### Activity
Restate the following entries exactly. Keep the pictures out.

[[ Supplied records, beginning ]]

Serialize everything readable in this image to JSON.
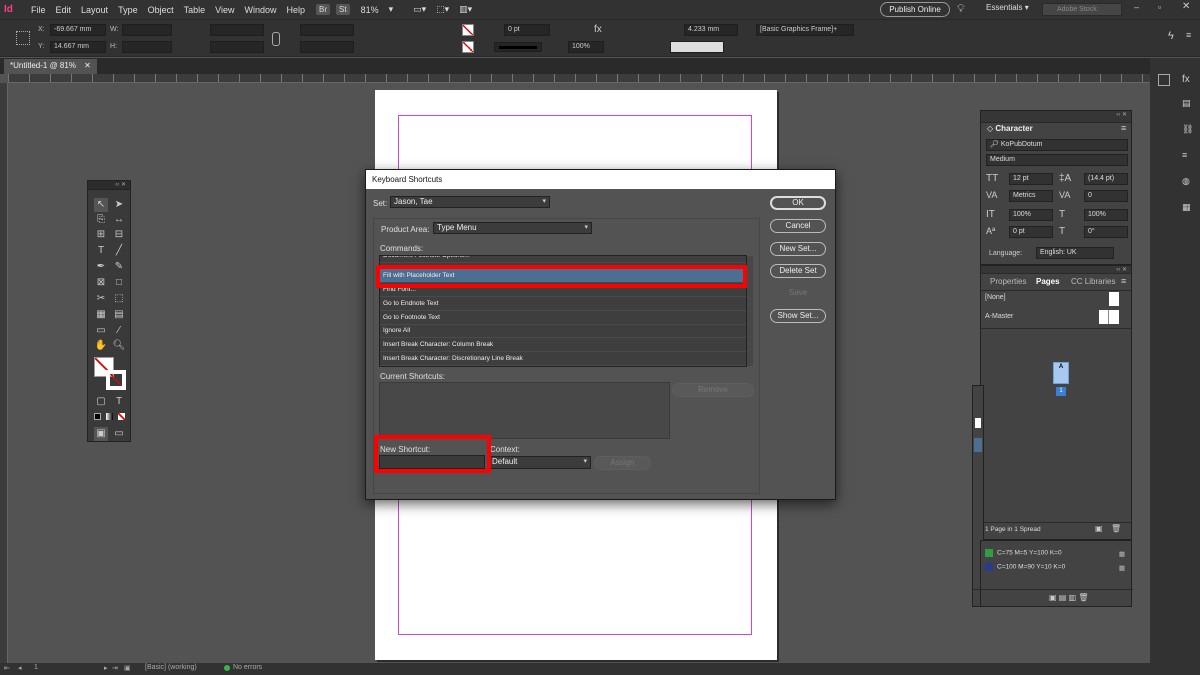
{
  "menubar": {
    "app_logo": "Id",
    "items": [
      "File",
      "Edit",
      "Layout",
      "Type",
      "Object",
      "Table",
      "View",
      "Window",
      "Help"
    ],
    "bridge": "Br",
    "stock": "St",
    "zoom": "81%",
    "publish": "Publish Online",
    "workspace": "Essentials",
    "stock_search_placeholder": "Adobe Stock"
  },
  "control": {
    "x_label": "X:",
    "x_value": "-69.667 mm",
    "y_label": "Y:",
    "y_value": "14.667 mm",
    "w_label": "W:",
    "h_label": "H:",
    "stroke_weight": "0 pt",
    "opacity": "100%",
    "dimension": "4.233 mm",
    "frame_style": "[Basic Graphics Frame]+"
  },
  "document_tab": "*Untitled-1 @ 81%",
  "status": {
    "page": "1",
    "style": "[Basic] (working)",
    "errors": "No errors"
  },
  "character_panel": {
    "title": "Character",
    "font": "KoPubDotum",
    "style": "Medium",
    "size": "12 pt",
    "leading": "(14.4 pt)",
    "kerning": "Metrics",
    "tracking": "0",
    "vscale": "100%",
    "hscale": "100%",
    "baseline": "0 pt",
    "skew": "0°",
    "language_label": "Language:",
    "language": "English: UK"
  },
  "pages_panel": {
    "tabs": [
      "Properties",
      "Pages",
      "CC Libraries"
    ],
    "none_master": "[None]",
    "a_master": "A-Master",
    "page_letter": "A",
    "page_number": "1",
    "summary": "1 Page in 1 Spread"
  },
  "swatches": [
    {
      "label": "C=75 M=5 Y=100 K=0",
      "color": "#2e9e3e"
    },
    {
      "label": "C=100 M=90 Y=10 K=0",
      "color": "#2a3b8f"
    }
  ],
  "dialog": {
    "title": "Keyboard Shortcuts",
    "set_label": "Set:",
    "set_value": "Jason, Tae",
    "product_area_label": "Product Area:",
    "product_area_value": "Type Menu",
    "commands_label": "Commands:",
    "commands": [
      "Document Footnote Options...",
      "Fill with Placeholder Text",
      "Find Font...",
      "Go to Endnote Text",
      "Go to Footnote Text",
      "Ignore All",
      "Insert Break Character: Column Break",
      "Insert Break Character: Discretionary Line Break"
    ],
    "selected_command": "Fill with Placeholder Text",
    "current_shortcuts_label": "Current Shortcuts:",
    "new_shortcut_label": "New Shortcut:",
    "context_label": "Context:",
    "context_value": "Default",
    "buttons": {
      "ok": "OK",
      "cancel": "Cancel",
      "new_set": "New Set...",
      "delete_set": "Delete Set",
      "save": "Save",
      "show_set": "Show Set...",
      "remove": "Remove",
      "assign": "Assign"
    }
  },
  "colors": {
    "highlight": "#ff0000",
    "selection": "#4b6e91",
    "margin_guide": "#d046d0"
  }
}
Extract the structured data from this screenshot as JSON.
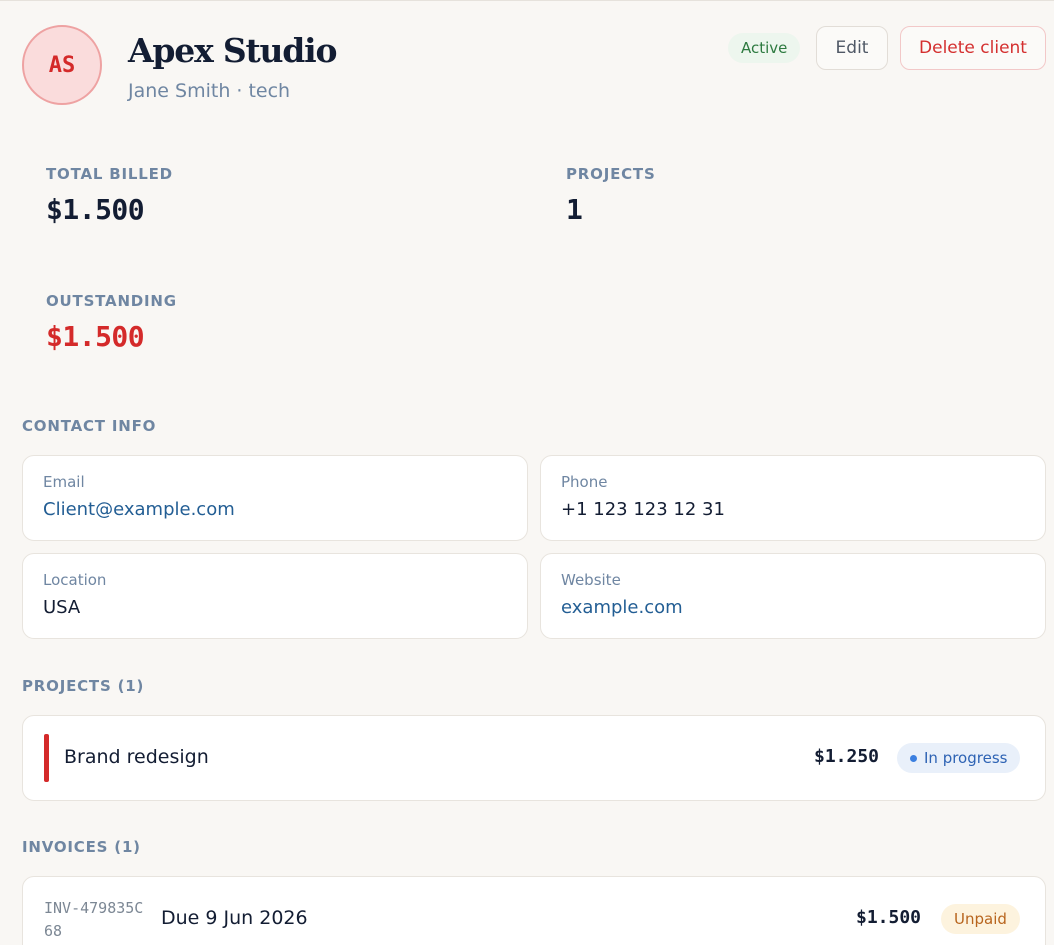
{
  "client": {
    "initials": "AS",
    "name": "Apex Studio",
    "subtitle": "Jane Smith · tech",
    "status": "Active"
  },
  "actions": {
    "edit_label": "Edit",
    "delete_label": "Delete client"
  },
  "stats": {
    "total_billed": {
      "label": "TOTAL BILLED",
      "value": "$1.500"
    },
    "projects": {
      "label": "PROJECTS",
      "value": "1"
    },
    "outstanding": {
      "label": "OUTSTANDING",
      "value": "$1.500"
    }
  },
  "contact": {
    "title": "CONTACT INFO",
    "email": {
      "label": "Email",
      "value": "Client@example.com"
    },
    "phone": {
      "label": "Phone",
      "value": "+1 123 123 12 31"
    },
    "location": {
      "label": "Location",
      "value": "USA"
    },
    "website": {
      "label": "Website",
      "value": "example.com"
    }
  },
  "projects": {
    "title": "PROJECTS (1)",
    "items": [
      {
        "name": "Brand redesign",
        "amount": "$1.250",
        "status": "In progress"
      }
    ]
  },
  "invoices": {
    "title": "INVOICES (1)",
    "items": [
      {
        "id": "INV-479835C68",
        "due": "Due 9 Jun 2026",
        "amount": "$1.500",
        "status": "Unpaid"
      }
    ]
  },
  "colors": {
    "accent_red": "#d42a2a",
    "link_blue": "#235e94",
    "active_green": "#2d7a40",
    "progress_blue": "#2e63b4",
    "unpaid_orange": "#b8651e"
  }
}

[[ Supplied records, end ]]

### Output below
Serialize everything readable in this image to JSON.
{
  "menubar": {
    "app_logo": "Id",
    "items": [
      "File",
      "Edit",
      "Layout",
      "Type",
      "Object",
      "Table",
      "View",
      "Window",
      "Help"
    ],
    "bridge": "Br",
    "stock": "St",
    "zoom": "81%",
    "publish": "Publish Online",
    "workspace": "Essentials",
    "stock_search_placeholder": "Adobe Stock"
  },
  "control": {
    "x_label": "X:",
    "x_value": "-69.667 mm",
    "y_label": "Y:",
    "y_value": "14.667 mm",
    "w_label": "W:",
    "h_label": "H:",
    "stroke_weight": "0 pt",
    "opacity": "100%",
    "dimension": "4.233 mm",
    "frame_style": "[Basic Graphics Frame]+"
  },
  "document_tab": "*Untitled-1 @ 81%",
  "status": {
    "page": "1",
    "style": "[Basic] (working)",
    "errors": "No errors"
  },
  "character_panel": {
    "title": "Character",
    "font": "KoPubDotum",
    "style": "Medium",
    "size": "12 pt",
    "leading": "(14.4 pt)",
    "kerning": "Metrics",
    "tracking": "0",
    "vscale": "100%",
    "hscale": "100%",
    "baseline": "0 pt",
    "skew": "0°",
    "language_label": "Language:",
    "language": "English: UK"
  },
  "pages_panel": {
    "tabs": [
      "Properties",
      "Pages",
      "CC Libraries"
    ],
    "none_master": "[None]",
    "a_master": "A-Master",
    "page_letter": "A",
    "page_number": "1",
    "summary": "1 Page in 1 Spread"
  },
  "swatches": [
    {
      "label": "C=75 M=5 Y=100 K=0",
      "color": "#2e9e3e"
    },
    {
      "label": "C=100 M=90 Y=10 K=0",
      "color": "#2a3b8f"
    }
  ],
  "dialog": {
    "title": "Keyboard Shortcuts",
    "set_label": "Set:",
    "set_value": "Jason, Tae",
    "product_area_label": "Product Area:",
    "product_area_value": "Type Menu",
    "commands_label": "Commands:",
    "commands": [
      "Document Footnote Options...",
      "Fill with Placeholder Text",
      "Find Font...",
      "Go to Endnote Text",
      "Go to Footnote Text",
      "Ignore All",
      "Insert Break Character: Column Break",
      "Insert Break Character: Discretionary Line Break"
    ],
    "selected_command": "Fill with Placeholder Text",
    "current_shortcuts_label": "Current Shortcuts:",
    "new_shortcut_label": "New Shortcut:",
    "context_label": "Context:",
    "context_value": "Default",
    "buttons": {
      "ok": "OK",
      "cancel": "Cancel",
      "new_set": "New Set...",
      "delete_set": "Delete Set",
      "save": "Save",
      "show_set": "Show Set...",
      "remove": "Remove",
      "assign": "Assign"
    }
  },
  "colors": {
    "highlight": "#ff0000",
    "selection": "#4b6e91",
    "margin_guide": "#d046d0"
  }
}
Extract the structured data from this screenshot as JSON.
{
  "client": {
    "initials": "AS",
    "name": "Apex Studio",
    "subtitle": "Jane Smith · tech",
    "status": "Active"
  },
  "actions": {
    "edit_label": "Edit",
    "delete_label": "Delete client"
  },
  "stats": {
    "total_billed": {
      "label": "TOTAL BILLED",
      "value": "$1.500"
    },
    "projects": {
      "label": "PROJECTS",
      "value": "1"
    },
    "outstanding": {
      "label": "OUTSTANDING",
      "value": "$1.500"
    }
  },
  "contact": {
    "title": "CONTACT INFO",
    "email": {
      "label": "Email",
      "value": "Client@example.com"
    },
    "phone": {
      "label": "Phone",
      "value": "+1 123 123 12 31"
    },
    "location": {
      "label": "Location",
      "value": "USA"
    },
    "website": {
      "label": "Website",
      "value": "example.com"
    }
  },
  "projects": {
    "title": "PROJECTS (1)",
    "items": [
      {
        "name": "Brand redesign",
        "amount": "$1.250",
        "status": "In progress"
      }
    ]
  },
  "invoices": {
    "title": "INVOICES (1)",
    "items": [
      {
        "id": "INV-479835C68",
        "due": "Due 9 Jun 2026",
        "amount": "$1.500",
        "status": "Unpaid"
      }
    ]
  },
  "colors": {
    "accent_red": "#d42a2a",
    "link_blue": "#235e94",
    "active_green": "#2d7a40",
    "progress_blue": "#2e63b4",
    "unpaid_orange": "#b8651e"
  }
}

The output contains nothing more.